So, like a demolition crew, the Giants won 9-0 last night in a eventually rain-soaked Game 7. The game’s signature play, however, was Hunter Pence’s double during the third inning. You can see a GIF of the play over at Deadspin, but in essence, as the bat broke into two the barrel hit the ball not once, not twice, but thrice. This, of course, caused some weird spin to come onto the ball, badly confusing Cardinals’ rookie SS Pete Kozma, who made a bad first move that allowed what could have been a double play to instead be a double that burst the game open.
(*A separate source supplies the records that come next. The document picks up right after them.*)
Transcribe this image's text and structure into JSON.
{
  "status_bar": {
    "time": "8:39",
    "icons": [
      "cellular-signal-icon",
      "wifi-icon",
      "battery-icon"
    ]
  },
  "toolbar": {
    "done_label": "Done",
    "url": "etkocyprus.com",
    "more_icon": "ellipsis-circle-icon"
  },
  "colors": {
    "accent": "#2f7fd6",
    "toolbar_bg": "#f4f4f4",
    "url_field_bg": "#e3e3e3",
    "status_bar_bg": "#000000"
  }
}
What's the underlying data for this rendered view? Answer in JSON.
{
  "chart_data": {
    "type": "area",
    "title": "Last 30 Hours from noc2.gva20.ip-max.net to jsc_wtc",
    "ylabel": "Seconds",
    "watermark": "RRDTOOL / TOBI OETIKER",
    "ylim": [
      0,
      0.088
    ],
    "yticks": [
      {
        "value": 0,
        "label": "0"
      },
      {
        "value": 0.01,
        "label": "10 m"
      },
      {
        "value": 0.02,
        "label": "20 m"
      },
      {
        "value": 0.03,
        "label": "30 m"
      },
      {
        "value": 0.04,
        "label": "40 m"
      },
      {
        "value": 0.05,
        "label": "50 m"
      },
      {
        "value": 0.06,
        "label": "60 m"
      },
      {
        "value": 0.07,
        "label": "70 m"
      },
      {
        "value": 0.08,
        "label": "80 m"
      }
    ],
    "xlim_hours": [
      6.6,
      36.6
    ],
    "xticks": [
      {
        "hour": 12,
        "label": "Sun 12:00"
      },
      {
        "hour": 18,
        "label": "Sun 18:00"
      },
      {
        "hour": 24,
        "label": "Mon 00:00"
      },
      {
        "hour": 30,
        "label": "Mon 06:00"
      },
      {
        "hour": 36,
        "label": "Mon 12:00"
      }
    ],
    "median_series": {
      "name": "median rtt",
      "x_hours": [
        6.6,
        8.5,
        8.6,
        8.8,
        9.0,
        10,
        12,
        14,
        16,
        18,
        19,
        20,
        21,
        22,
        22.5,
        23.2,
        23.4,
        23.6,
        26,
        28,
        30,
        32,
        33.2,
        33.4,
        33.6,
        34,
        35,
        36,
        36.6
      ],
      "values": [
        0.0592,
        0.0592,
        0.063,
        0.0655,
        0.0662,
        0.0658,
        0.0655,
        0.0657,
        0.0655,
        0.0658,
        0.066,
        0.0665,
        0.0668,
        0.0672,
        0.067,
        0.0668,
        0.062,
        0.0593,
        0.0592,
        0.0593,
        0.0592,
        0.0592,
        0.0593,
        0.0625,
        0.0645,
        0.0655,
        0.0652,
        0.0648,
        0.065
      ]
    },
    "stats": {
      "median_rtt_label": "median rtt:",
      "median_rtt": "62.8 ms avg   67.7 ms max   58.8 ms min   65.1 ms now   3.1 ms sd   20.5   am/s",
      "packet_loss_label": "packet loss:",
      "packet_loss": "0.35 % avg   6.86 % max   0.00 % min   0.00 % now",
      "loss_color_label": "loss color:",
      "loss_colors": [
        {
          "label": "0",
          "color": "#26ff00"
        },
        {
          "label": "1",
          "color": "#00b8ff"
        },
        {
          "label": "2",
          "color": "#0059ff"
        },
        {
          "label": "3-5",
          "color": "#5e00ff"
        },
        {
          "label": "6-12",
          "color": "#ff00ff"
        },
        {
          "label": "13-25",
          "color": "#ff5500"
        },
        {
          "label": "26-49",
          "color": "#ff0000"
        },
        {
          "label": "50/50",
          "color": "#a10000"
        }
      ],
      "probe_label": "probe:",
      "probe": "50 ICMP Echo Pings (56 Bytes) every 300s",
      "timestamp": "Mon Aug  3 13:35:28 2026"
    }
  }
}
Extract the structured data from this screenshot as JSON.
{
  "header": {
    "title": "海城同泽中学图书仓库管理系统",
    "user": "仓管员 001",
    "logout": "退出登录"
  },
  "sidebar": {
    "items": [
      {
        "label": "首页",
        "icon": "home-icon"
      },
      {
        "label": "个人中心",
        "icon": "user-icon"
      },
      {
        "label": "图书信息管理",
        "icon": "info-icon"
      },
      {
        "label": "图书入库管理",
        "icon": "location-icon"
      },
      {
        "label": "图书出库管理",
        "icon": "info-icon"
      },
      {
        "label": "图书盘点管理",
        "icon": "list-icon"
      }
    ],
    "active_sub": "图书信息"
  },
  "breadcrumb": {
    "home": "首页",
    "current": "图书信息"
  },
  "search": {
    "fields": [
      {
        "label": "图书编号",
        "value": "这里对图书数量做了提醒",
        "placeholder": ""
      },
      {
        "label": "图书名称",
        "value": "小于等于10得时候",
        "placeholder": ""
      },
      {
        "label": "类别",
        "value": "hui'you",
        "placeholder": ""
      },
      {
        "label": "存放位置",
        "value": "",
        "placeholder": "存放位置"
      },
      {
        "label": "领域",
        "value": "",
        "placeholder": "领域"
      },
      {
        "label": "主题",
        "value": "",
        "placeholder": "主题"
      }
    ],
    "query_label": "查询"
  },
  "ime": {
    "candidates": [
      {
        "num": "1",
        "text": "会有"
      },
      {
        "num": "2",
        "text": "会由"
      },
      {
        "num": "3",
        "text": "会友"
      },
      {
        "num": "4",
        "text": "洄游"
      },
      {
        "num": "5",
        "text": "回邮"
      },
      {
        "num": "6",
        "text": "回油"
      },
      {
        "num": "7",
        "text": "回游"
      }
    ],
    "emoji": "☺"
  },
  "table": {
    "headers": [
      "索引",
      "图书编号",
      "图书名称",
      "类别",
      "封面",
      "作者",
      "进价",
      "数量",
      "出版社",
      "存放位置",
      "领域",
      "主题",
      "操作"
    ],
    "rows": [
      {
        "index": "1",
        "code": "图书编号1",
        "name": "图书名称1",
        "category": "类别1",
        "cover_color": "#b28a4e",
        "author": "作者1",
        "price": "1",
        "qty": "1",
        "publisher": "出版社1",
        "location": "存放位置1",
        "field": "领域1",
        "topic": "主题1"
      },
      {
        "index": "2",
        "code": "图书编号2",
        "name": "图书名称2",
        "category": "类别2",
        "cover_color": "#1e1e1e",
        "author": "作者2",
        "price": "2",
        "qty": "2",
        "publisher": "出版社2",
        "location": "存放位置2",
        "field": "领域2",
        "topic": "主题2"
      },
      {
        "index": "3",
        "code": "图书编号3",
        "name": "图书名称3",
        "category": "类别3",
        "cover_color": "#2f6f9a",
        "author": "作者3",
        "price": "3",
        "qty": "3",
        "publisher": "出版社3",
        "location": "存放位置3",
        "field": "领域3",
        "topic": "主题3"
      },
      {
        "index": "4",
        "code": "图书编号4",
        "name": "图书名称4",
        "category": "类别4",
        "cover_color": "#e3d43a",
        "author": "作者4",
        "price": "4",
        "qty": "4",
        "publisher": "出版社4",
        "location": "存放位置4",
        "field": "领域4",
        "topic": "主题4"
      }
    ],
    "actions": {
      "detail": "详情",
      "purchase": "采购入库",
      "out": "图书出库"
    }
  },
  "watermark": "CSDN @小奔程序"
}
Some online have said that there is a rule that anybody who hits the ball twice or more with the bat is out and the ball is dead. See rule 6.05 H:

(The batter is out if…) After hitting or bunting a fair ball, his bat hits the ball a second time in fair
territory. The ball is dead and no runners may advance.

 

Looking at this, you would think this would mean that Pence should have been out. But, well, that’s only if you don’t read a comment below that:

Rule 6.05(h) Comment: If a bat breaks and part of it is in fair territory and is hit by a batted
ball or part of it hits a runner or fielder, play shall continue and no interference called.

 

Pence’s bat broke, and this is part of the reason why it hit the ball several times, as it trampolined back into the ball. Therefore, the play is valid.

Now, of course, there would have been no way for the umpire to have seen the bat hit several times anyway, as the umpire didn’t have the super-slow-motion replay that FOX’s broadcast had. And, besides, this type of unintentional multi-bat-hitting isn’t what the rule is there for. Instead, it is there to stop, say, a guy bunting a ball in the air and then playing fungo with it.

And now you know.